The Glee Club
Bush Theatre/Bolton Octagon at the West Yorkshire Playhouse
Review by J. D. Atkinson
Twenty years after the miner's strike, this welcome revival of Richard Cameron's play brings to life the lost culture of Yorkshire's mining communities. In the words of director Mike Bradwell, The Glee Club "is a loud, boozy two fingers to Thatcher and a celebration of a society that she claimed there was no such thing as".
It's 1962 and the members of the Edlington Glee Club, a group of miners who spend their weekends singing at local clubs and charity events, are rehearsing for their upcoming Gala performance.
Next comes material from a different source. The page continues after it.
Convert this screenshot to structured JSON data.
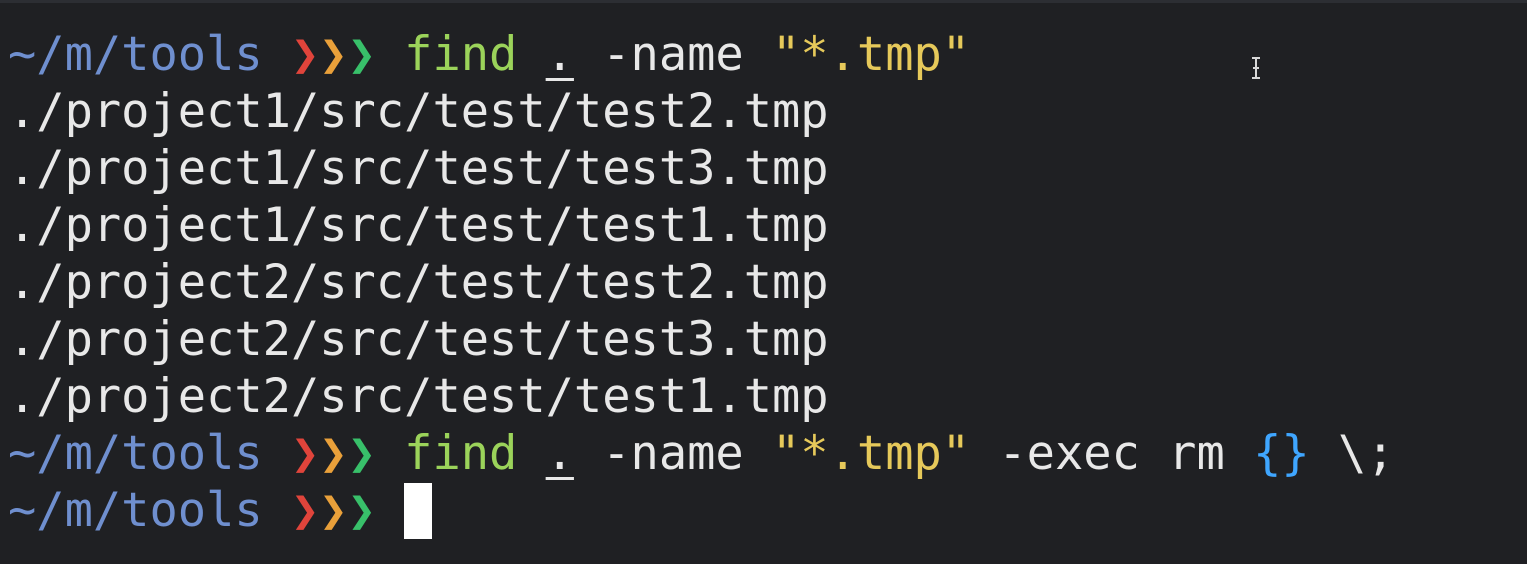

Pianist and musical director Phil (Stefan Bednarczyk), a quiet bachelor still living with his mum, fosters the musical talents of a diverse group of "artistes": the loud-mouthed Bant, deeply humiliated by the fact that after eighteen years of marriage his wife has run off with a tea-delivery man; Walt (Mike Burns), a lonely widower unable to keep his family together after his wife's death; Scobie (Steve Garti), the lone male in a houseful of women and children; Jack (James Hornsby), carrying on a furtive affair with a posh woman who regards him as an amusing bit of rough; and young Colin (Oliver Jackson), a naïve would-be pop star more interested in rock and roll than the show tunes and old-time favourites that make up the Glee Club's repertoire.
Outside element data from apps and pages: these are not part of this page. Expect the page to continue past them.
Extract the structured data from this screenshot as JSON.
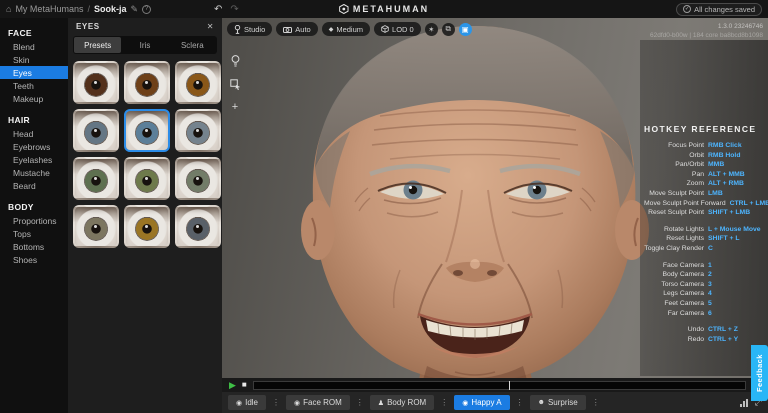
{
  "top_bar": {
    "breadcrumb": {
      "root": "My MetaHumans",
      "separator": "/",
      "current": "Sook-ja"
    },
    "saved_status": "All changes saved"
  },
  "logo": {
    "text": "METAHUMAN"
  },
  "icons": {
    "home": "⌂",
    "edit": "✎",
    "help": "?",
    "undo": "↶",
    "redo": "↷",
    "check": "✓",
    "close": "✕",
    "sparkle": "✶",
    "layers": "⧉",
    "capture": "▣",
    "diamond": "◆",
    "plus": "+",
    "play": "▶",
    "stop": "■",
    "menu_dots": "⋮",
    "expand": "⤢",
    "clip_target": "◉",
    "clip_person": "♟",
    "clip_smiley": "☻"
  },
  "sidebar": {
    "sections": [
      {
        "title": "FACE",
        "items": [
          {
            "label": "Blend",
            "selected": false
          },
          {
            "label": "Skin",
            "selected": false
          },
          {
            "label": "Eyes",
            "selected": true
          },
          {
            "label": "Teeth",
            "selected": false
          },
          {
            "label": "Makeup",
            "selected": false
          }
        ]
      },
      {
        "title": "HAIR",
        "items": [
          {
            "label": "Head",
            "selected": false
          },
          {
            "label": "Eyebrows",
            "selected": false
          },
          {
            "label": "Eyelashes",
            "selected": false
          },
          {
            "label": "Mustache",
            "selected": false
          },
          {
            "label": "Beard",
            "selected": false
          }
        ]
      },
      {
        "title": "BODY",
        "items": [
          {
            "label": "Proportions",
            "selected": false
          },
          {
            "label": "Tops",
            "selected": false
          },
          {
            "label": "Bottoms",
            "selected": false
          },
          {
            "label": "Shoes",
            "selected": false
          }
        ]
      }
    ]
  },
  "eyes_panel": {
    "title": "EYES",
    "tabs": [
      {
        "label": "Presets",
        "active": true
      },
      {
        "label": "Iris",
        "active": false
      },
      {
        "label": "Sclera",
        "active": false
      }
    ],
    "presets": [
      {
        "name": "dark-brown",
        "iris": "#53301b",
        "selected": false
      },
      {
        "name": "brown",
        "iris": "#6e4018",
        "selected": false
      },
      {
        "name": "amber-brown",
        "iris": "#8a5718",
        "selected": false
      },
      {
        "name": "blue-gray",
        "iris": "#647684",
        "selected": false
      },
      {
        "name": "blue",
        "iris": "#5c7f99",
        "selected": true
      },
      {
        "name": "gray-blue",
        "iris": "#75838e",
        "selected": false
      },
      {
        "name": "green",
        "iris": "#5e7050",
        "selected": false
      },
      {
        "name": "hazel-green",
        "iris": "#6e7a4c",
        "selected": false
      },
      {
        "name": "gray-green",
        "iris": "#727c68",
        "selected": false
      },
      {
        "name": "hazel-gray",
        "iris": "#7c7660",
        "selected": false
      },
      {
        "name": "amber-yellow",
        "iris": "#9a7524",
        "selected": false
      },
      {
        "name": "dark-gray",
        "iris": "#596068",
        "selected": false
      }
    ]
  },
  "viewport": {
    "toolbar": {
      "studio": "Studio",
      "camera_mode": "Auto",
      "quality": "Medium",
      "lod": "LOD 0"
    },
    "version_line1": "1.3.0 23246746",
    "version_line2": "62dfd0-b00w | 184 core ba8bcd8b1098",
    "feedback_label": "Feedback"
  },
  "hotkeys": {
    "title": "HOTKEY REFERENCE",
    "groups": [
      [
        {
          "label": "Focus Point",
          "key": "RMB Click"
        },
        {
          "label": "Orbit",
          "key": "RMB Hold"
        },
        {
          "label": "Pan/Orbit",
          "key": "MMB"
        },
        {
          "label": "Pan",
          "key": "ALT + MMB"
        },
        {
          "label": "Zoom",
          "key": "ALT + RMB"
        },
        {
          "label": "Move Sculpt Point",
          "key": "LMB"
        },
        {
          "label": "Move Sculpt Point Forward",
          "key": "CTRL + LMB"
        },
        {
          "label": "Reset Sculpt Point",
          "key": "SHIFT + LMB"
        }
      ],
      [
        {
          "label": "Rotate Lights",
          "key": "L + Mouse Move"
        },
        {
          "label": "Reset Lights",
          "key": "SHIFT + L"
        },
        {
          "label": "Toggle Clay Render",
          "key": "C"
        }
      ],
      [
        {
          "label": "Face Camera",
          "key": "1"
        },
        {
          "label": "Body Camera",
          "key": "2"
        },
        {
          "label": "Torso Camera",
          "key": "3"
        },
        {
          "label": "Legs Camera",
          "key": "4"
        },
        {
          "label": "Feet Camera",
          "key": "5"
        },
        {
          "label": "Far Camera",
          "key": "6"
        }
      ],
      [
        {
          "label": "Undo",
          "key": "CTRL + Z"
        },
        {
          "label": "Redo",
          "key": "CTRL + Y"
        }
      ]
    ]
  },
  "timeline": {
    "clips": [
      {
        "label": "Idle",
        "icon": "clip_target",
        "selected": false
      },
      {
        "label": "Face ROM",
        "icon": "clip_target",
        "selected": false
      },
      {
        "label": "Body ROM",
        "icon": "clip_person",
        "selected": false
      },
      {
        "label": "Happy A",
        "icon": "clip_target",
        "selected": true
      },
      {
        "label": "Surprise",
        "icon": "clip_smiley",
        "selected": false
      }
    ]
  },
  "colors": {
    "accent": "#1b7ce2",
    "selected_border": "#2b8ce8",
    "hotkey_key": "#4db5ff",
    "feedback": "#29b6f6",
    "play": "#3fbf46",
    "toggle_active": "#2b95e8"
  }
}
There is a widespread tendency to romanticize "the past", that mythical Golden Age (which came to an end roughly four decades before "the present") when Everyone Helped Each Other and You Could Leave Your Front Door Unlocked All Night. Cameron avoids this pitfall, reminding us that in some respects at least the past is another country no-one in their right mind would want to visit. Attitudes to homosexuality are an obvious case in point - when Phil is unjustly accused of molesting boys in the church choir he trains, Scobie almost falls over himself in his eagerness to collect names for a petition in his defence; but when Phil admits that he is a homosexual (and the victim of a blackmail attempt by a malicious ex-boyfriend), Scobie is outraged. Similarly, when Colin's girlfriend becomes pregnant she has no choice but to seek out a backstreet abortionist who leaves her looking "as if she's been dead for a week". So much for the pre-permissive Good Old Days
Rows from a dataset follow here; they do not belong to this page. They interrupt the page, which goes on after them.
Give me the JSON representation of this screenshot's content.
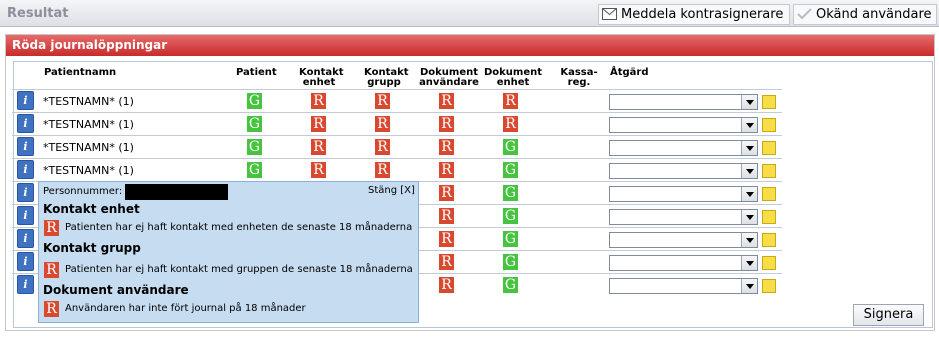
{
  "topbar": {
    "title": "Resultat",
    "meddela_label": "Meddela kontrasignerare",
    "okand_label": "Okänd användare"
  },
  "panel": {
    "title": "Röda journalöppningar",
    "columns": [
      "Patientnamn",
      "Patient",
      "Kontakt enhet",
      "Kontakt grupp",
      "Dokument användare",
      "Dokument enhet",
      "Kassa-reg.",
      "Åtgärd"
    ],
    "rows": [
      {
        "name": "*TESTNAMN* (1)",
        "patient": "G",
        "kontakt_enhet": "R",
        "kontakt_grupp": "R",
        "dok_anv": "R",
        "dok_enhet": "R"
      },
      {
        "name": "*TESTNAMN* (1)",
        "patient": "G",
        "kontakt_enhet": "R",
        "kontakt_grupp": "R",
        "dok_anv": "R",
        "dok_enhet": "R"
      },
      {
        "name": "*TESTNAMN* (1)",
        "patient": "G",
        "kontakt_enhet": "R",
        "kontakt_grupp": "R",
        "dok_anv": "R",
        "dok_enhet": "G"
      },
      {
        "name": "*TESTNAMN* (1)",
        "patient": "G",
        "kontakt_enhet": "R",
        "kontakt_grupp": "R",
        "dok_anv": "R",
        "dok_enhet": "G"
      },
      {
        "dok_anv": "R",
        "dok_enhet": "G"
      },
      {
        "dok_anv": "R",
        "dok_enhet": "G"
      },
      {
        "dok_anv": "R",
        "dok_enhet": "G"
      },
      {
        "dok_anv": "R",
        "dok_enhet": "G"
      },
      {
        "dok_anv": "R",
        "dok_enhet": "G"
      }
    ]
  },
  "popup": {
    "personnummer_label": "Personnummer:",
    "close_label": "Stäng [X]",
    "sections": [
      {
        "title": "Kontakt enhet",
        "badge": "R",
        "text": "Patienten har ej haft kontakt med enheten de senaste 18 månaderna"
      },
      {
        "title": "Kontakt grupp",
        "badge": "R",
        "text": "Patienten har ej haft kontakt med gruppen de senaste 18 månaderna"
      },
      {
        "title": "Dokument användare",
        "badge": "R",
        "text": "Användaren har inte fört journal på 18 månader"
      }
    ]
  },
  "signera_label": "Signera",
  "colors": {
    "green": "#46c440",
    "red": "#d8492f",
    "header_red": "#c92a2a",
    "popup_bg": "#c6dcf1"
  }
}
Very nearly all human life is here, and there were moments when I couldn't help feeling that Cameron has tried to cram a little too much into a hundred minutes. But such is the conviction and exuberance of the fine ensemble cast that we simply don't have time to dwell on a few minor inconsistencies - they act their hearts out, sing their socks off and remove the rest of their clothes in the shower scene ("Naked Miners Singing"?) The musical numbers are superbly done, and include spirited renditions of "On the Aitchison, Topeka and the Santa Fe", "You Always Hurt the One You Love" and "Funiculi, Funicula". Thanks to Cameron's X-rated English version of the latter I can confidently state that never again will I be able to hear the original without laughing out loud! If you can't get to the West Yorkshire Playhouse you have a further seven venues to choose from. Miss The Glee Club at your peril
West Yorkshire Playhouse until September 18th, then touring to Exeter, Oxford, Warwick, Ipswich, Sevenoaks, Sheffield and SouthportTweet